>>>

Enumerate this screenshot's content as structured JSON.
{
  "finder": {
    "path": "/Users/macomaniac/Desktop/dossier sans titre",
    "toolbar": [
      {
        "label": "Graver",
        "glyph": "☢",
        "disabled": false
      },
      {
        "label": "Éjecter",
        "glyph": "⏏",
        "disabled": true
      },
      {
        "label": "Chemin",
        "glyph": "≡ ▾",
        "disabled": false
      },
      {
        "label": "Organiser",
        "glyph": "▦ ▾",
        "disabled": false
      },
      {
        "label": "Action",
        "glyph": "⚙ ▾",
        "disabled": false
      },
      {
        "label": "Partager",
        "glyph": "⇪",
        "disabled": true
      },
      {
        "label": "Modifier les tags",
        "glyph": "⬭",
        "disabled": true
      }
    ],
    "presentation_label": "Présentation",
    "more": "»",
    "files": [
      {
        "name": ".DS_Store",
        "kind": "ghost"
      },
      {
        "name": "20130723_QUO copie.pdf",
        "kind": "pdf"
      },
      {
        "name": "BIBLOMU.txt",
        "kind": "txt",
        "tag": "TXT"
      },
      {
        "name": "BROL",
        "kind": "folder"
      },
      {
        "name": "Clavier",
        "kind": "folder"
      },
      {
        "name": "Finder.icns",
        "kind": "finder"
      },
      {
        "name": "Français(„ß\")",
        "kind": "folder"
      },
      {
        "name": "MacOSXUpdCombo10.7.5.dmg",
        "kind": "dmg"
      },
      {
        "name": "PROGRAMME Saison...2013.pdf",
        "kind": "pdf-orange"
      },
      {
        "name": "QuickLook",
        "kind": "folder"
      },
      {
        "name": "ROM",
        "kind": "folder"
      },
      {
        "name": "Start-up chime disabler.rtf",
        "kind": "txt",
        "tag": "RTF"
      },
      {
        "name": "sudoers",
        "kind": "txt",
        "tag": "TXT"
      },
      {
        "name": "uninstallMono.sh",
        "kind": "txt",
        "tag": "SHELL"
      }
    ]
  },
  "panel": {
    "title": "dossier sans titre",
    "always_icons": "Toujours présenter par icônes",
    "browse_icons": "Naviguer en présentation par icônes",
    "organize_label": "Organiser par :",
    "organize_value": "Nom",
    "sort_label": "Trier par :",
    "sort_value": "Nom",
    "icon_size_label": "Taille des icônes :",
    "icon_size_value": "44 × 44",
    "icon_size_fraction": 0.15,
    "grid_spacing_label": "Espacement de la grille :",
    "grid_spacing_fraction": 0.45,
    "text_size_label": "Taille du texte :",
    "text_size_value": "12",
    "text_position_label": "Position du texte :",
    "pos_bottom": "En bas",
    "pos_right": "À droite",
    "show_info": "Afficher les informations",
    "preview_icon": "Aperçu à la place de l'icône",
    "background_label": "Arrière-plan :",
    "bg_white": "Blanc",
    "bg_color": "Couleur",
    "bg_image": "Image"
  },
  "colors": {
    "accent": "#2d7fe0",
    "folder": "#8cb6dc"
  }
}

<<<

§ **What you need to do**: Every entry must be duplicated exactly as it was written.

§ **Response box**:
Enumerate this screenshot's content as structured JSON.
{
  "finder": {
    "path": "/Users/macomaniac/Desktop/dossier sans titre",
    "toolbar": [
      {
        "label": "Graver",
        "glyph": "☢",
        "disabled": false
      },
      {
        "label": "Éjecter",
        "glyph": "⏏",
        "disabled": true
      },
      {
        "label": "Chemin",
        "glyph": "≡ ▾",
        "disabled": false
      },
      {
        "label": "Organiser",
        "glyph": "▦ ▾",
        "disabled": false
      },
      {
        "label": "Action",
        "glyph": "⚙ ▾",
        "disabled": false
      },
      {
        "label": "Partager",
        "glyph": "⇪",
        "disabled": true
      },
      {
        "label": "Modifier les tags",
        "glyph": "⬭",
        "disabled": true
      }
    ],
    "presentation_label": "Présentation",
    "more": "»",
    "files": [
      {
        "name": ".DS_Store",
        "kind": "ghost"
      },
      {
        "name": "20130723_QUO copie.pdf",
        "kind": "pdf"
      },
      {
        "name": "BIBLOMU.txt",
        "kind": "txt",
        "tag": "TXT"
      },
      {
        "name": "BROL",
        "kind": "folder"
      },
      {
        "name": "Clavier",
        "kind": "folder"
      },
      {
        "name": "Finder.icns",
        "kind": "finder"
      },
      {
        "name": "Français(„ß\")",
        "kind": "folder"
      },
      {
        "name": "MacOSXUpdCombo10.7.5.dmg",
        "kind": "dmg"
      },
      {
        "name": "PROGRAMME Saison...2013.pdf",
        "kind": "pdf-orange"
      },
      {
        "name": "QuickLook",
        "kind": "folder"
      },
      {
        "name": "ROM",
        "kind": "folder"
      },
      {
        "name": "Start-up chime disabler.rtf",
        "kind": "txt",
        "tag": "RTF"
      },
      {
        "name": "sudoers",
        "kind": "txt",
        "tag": "TXT"
      },
      {
        "name": "uninstallMono.sh",
        "kind": "txt",
        "tag": "SHELL"
      }
    ]
  },
  "panel": {
    "title": "dossier sans titre",
    "always_icons": "Toujours présenter par icônes",
    "browse_icons": "Naviguer en présentation par icônes",
    "organize_label": "Organiser par :",
    "organize_value": "Nom",
    "sort_label": "Trier par :",
    "sort_value": "Nom",
    "icon_size_label": "Taille des icônes :",
    "icon_size_value": "44 × 44",
    "icon_size_fraction": 0.15,
    "grid_spacing_label": "Espacement de la grille :",
    "grid_spacing_fraction": 0.45,
    "text_size_label": "Taille du texte :",
    "text_size_value": "12",
    "text_position_label": "Position du texte :",
    "pos_bottom": "En bas",
    "pos_right": "À droite",
    "show_info": "Afficher les informations",
    "preview_icon": "Aperçu à la place de l'icône",
    "background_label": "Arrière-plan :",
    "bg_white": "Blanc",
    "bg_color": "Couleur",
    "bg_image": "Image"
  },
  "colors": {
    "accent": "#2d7fe0",
    "folder": "#8cb6dc"
  }
}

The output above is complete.